A 43-year-old woman presented with blurry vision and “spots” in both eyes for 1 week, with pupils equal and reactive to light. A diagnosis of CLL was made several years ago, but she denied chemotherapy and chose to follow an alternative naturopathic regimen. Upon observation, her uncorrected visual sharpness was 20/25 in her right eye and 20/30 in her left eye; the intraocular pressures were 10 mm Hg and 9 mm Hg, respectively.

Bilateral, diffuse, intraretinal hemorrhages with Roth spots were discovered, extending from the posterior pole to the periphery. Optic disc edema and bilateral tortuous retinal vessels were found in both eyes. Bilateral hyporeflective, wedge-shaped lesions centered around the fovea, tortuous retinal vasculature, and blockage of fluorescence by retinal hemorrhages were also uncovered.

A presumptive diagnosis of optic neuropathy and leukemic retinopathy with acute macular neuroretinopathy was made, and the subject was referred to her oncologist. Given her low white blood cell count, hemoglobin, and platelets, she agreed to chemotherapy.

At the 2-month follow-up, the patient’s vision was stable. While on chemotherapy, her hematologic levels improved, and fewer retinal hemorrhages and reduced optic disc edema were observed in her fundus. Ultimately, the patient must attend ongoing follow-up to monitor her acute macular neuroretinopathy and leukemic retinopathy.

Disclosure: The study authors reported no conflicts of interest.

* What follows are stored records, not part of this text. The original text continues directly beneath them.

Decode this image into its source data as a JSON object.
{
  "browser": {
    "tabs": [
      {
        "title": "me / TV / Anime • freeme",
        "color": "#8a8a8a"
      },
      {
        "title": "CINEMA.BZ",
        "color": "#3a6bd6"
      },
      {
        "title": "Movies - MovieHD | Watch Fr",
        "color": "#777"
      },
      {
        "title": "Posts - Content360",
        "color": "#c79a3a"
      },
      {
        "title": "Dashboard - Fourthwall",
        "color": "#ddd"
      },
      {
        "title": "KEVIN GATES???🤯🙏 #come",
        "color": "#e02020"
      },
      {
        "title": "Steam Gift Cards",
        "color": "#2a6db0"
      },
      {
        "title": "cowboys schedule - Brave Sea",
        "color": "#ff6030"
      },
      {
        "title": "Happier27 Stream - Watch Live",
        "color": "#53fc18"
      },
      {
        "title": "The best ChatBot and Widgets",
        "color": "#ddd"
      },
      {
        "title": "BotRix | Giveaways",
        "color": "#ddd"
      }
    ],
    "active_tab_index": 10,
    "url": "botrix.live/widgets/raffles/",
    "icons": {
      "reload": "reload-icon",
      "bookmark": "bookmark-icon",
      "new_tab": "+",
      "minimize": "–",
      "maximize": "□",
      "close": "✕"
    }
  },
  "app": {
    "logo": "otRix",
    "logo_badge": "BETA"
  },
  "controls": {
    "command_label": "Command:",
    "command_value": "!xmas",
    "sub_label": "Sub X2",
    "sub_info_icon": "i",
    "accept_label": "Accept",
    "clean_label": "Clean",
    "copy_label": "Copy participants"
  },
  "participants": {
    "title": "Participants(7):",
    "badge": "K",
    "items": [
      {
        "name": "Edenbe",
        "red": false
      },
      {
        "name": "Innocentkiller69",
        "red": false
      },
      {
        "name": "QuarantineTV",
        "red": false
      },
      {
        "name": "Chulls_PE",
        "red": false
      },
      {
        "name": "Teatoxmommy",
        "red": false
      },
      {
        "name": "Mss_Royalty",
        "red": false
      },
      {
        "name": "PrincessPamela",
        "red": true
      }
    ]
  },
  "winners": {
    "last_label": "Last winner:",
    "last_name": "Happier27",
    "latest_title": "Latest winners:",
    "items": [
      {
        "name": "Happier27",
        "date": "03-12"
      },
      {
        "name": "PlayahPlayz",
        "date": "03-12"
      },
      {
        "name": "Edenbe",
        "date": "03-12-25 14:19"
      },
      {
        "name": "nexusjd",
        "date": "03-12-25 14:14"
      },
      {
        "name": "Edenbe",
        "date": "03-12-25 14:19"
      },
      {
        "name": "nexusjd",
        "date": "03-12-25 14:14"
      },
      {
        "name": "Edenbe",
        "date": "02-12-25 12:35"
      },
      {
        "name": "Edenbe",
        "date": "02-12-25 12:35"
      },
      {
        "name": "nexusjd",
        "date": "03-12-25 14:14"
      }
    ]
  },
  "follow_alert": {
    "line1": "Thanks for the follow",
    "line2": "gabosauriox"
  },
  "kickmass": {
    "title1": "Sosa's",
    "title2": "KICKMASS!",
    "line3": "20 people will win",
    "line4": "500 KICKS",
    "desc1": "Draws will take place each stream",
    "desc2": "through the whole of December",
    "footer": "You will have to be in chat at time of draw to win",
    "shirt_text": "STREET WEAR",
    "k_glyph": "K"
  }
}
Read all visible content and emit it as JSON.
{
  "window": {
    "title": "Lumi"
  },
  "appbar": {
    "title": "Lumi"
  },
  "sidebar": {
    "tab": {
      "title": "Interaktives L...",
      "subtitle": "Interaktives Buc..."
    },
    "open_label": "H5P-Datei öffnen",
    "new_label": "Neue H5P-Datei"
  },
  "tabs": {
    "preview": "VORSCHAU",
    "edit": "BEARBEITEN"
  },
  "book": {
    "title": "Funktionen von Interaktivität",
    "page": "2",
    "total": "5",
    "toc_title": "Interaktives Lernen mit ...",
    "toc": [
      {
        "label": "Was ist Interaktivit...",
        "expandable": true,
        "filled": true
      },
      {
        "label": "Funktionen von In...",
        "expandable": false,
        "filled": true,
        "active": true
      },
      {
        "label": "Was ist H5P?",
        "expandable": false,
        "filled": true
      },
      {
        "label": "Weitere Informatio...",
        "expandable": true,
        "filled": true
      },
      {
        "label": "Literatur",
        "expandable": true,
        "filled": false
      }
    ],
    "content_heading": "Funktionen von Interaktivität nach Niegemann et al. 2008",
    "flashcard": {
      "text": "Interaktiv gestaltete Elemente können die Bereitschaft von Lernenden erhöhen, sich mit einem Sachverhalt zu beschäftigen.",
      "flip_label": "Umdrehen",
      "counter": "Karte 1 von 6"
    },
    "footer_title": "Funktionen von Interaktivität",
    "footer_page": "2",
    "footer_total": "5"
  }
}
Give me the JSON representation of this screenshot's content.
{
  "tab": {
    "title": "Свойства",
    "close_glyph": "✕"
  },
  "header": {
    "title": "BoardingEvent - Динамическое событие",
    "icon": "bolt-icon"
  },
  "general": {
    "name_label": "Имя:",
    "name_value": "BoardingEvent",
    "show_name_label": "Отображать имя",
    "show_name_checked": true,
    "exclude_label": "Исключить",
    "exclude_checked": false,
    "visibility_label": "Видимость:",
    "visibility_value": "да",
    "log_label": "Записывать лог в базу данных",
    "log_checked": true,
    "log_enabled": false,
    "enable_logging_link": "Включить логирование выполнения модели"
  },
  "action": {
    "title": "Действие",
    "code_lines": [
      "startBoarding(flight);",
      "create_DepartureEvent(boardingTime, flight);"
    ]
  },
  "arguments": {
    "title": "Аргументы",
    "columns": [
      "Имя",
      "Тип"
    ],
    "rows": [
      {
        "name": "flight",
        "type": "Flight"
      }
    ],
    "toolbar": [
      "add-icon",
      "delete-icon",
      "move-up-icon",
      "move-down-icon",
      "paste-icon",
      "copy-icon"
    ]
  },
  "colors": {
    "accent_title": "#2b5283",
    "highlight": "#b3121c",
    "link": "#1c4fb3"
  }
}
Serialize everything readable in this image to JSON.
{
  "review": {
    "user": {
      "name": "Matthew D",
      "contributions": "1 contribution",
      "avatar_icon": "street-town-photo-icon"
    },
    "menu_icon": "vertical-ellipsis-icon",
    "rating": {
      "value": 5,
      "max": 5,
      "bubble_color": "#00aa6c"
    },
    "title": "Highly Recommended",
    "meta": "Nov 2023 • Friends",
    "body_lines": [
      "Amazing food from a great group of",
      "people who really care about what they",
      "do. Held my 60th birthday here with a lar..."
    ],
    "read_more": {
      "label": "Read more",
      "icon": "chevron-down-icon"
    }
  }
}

By continuing to browse this site you permit us and our partners to place identification cookies on your browser and agree to our use of cookies to identify you for marketing. Read our Privacy Policy to learn more.